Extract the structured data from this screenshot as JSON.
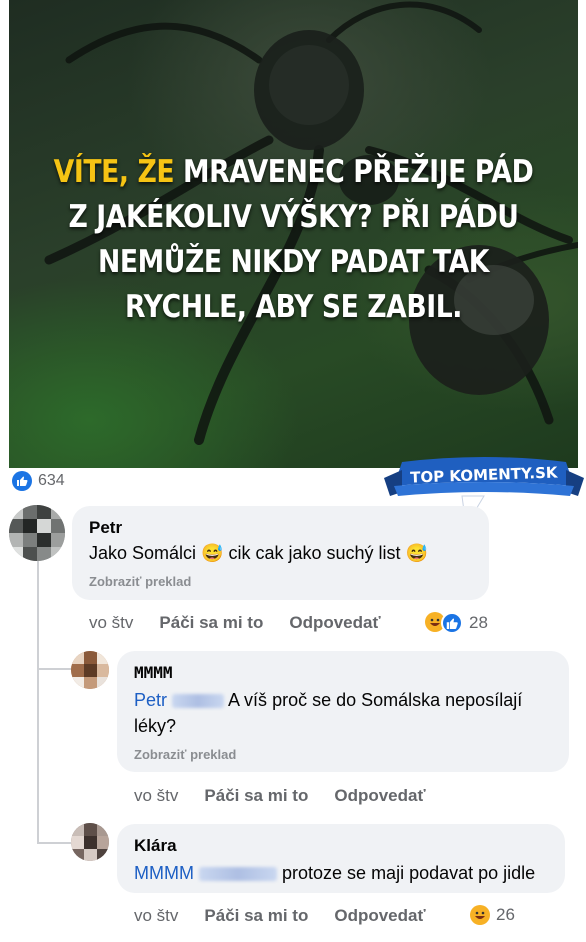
{
  "post": {
    "headline_highlight": "VÍTE, ŽE",
    "headline_rest": " MRAVENEC PŘEŽIJE PÁD Z JAKÉKOLIV VÝŠKY? PŘI PÁDU NEMŮŽE NIKDY PADAT TAK RYCHLE, ABY SE ZABIL.",
    "like_count": "634"
  },
  "badge": {
    "text": "TOP KOMENTY.SK"
  },
  "comments": [
    {
      "author": "Petr",
      "text": "Jako Somálci 😅 cik cak jako suchý list 😅",
      "text_a": "Jako Somálci",
      "text_b": "cik cak jako suchý list",
      "translate": "Zobraziť preklad",
      "time": "vo štv",
      "like_label": "Páči sa mi to",
      "reply_label": "Odpovedať",
      "reaction_count": "28",
      "reactions": [
        "laugh-emoji",
        "like-icon"
      ]
    },
    {
      "author": "MMMM",
      "mention": "Petr",
      "text": "A víš proč se do Somálska neposílají léky?",
      "text_line1": "A víš proč se do Somálska neposílají",
      "text_line2": "léky?",
      "translate": "Zobraziť preklad",
      "time": "vo štv",
      "like_label": "Páči sa mi to",
      "reply_label": "Odpovedať"
    },
    {
      "author": "Klára",
      "mention": "MMMM",
      "text": "protoze se maji podavat po jidle",
      "time": "vo štv",
      "like_label": "Páči sa mi to",
      "reply_label": "Odpovedať",
      "reaction_count": "26",
      "reactions": [
        "laugh-emoji"
      ]
    }
  ],
  "colors": {
    "highlight": "#f6c414",
    "facebook_blue": "#1b74e4",
    "bubble": "#f0f2f5",
    "secondary_text": "#65676b"
  }
}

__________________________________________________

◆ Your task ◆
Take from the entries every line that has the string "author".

◆ Answer space ◆
      "author": "Petr",
      "author": "MMMM",
      "author": "Klára",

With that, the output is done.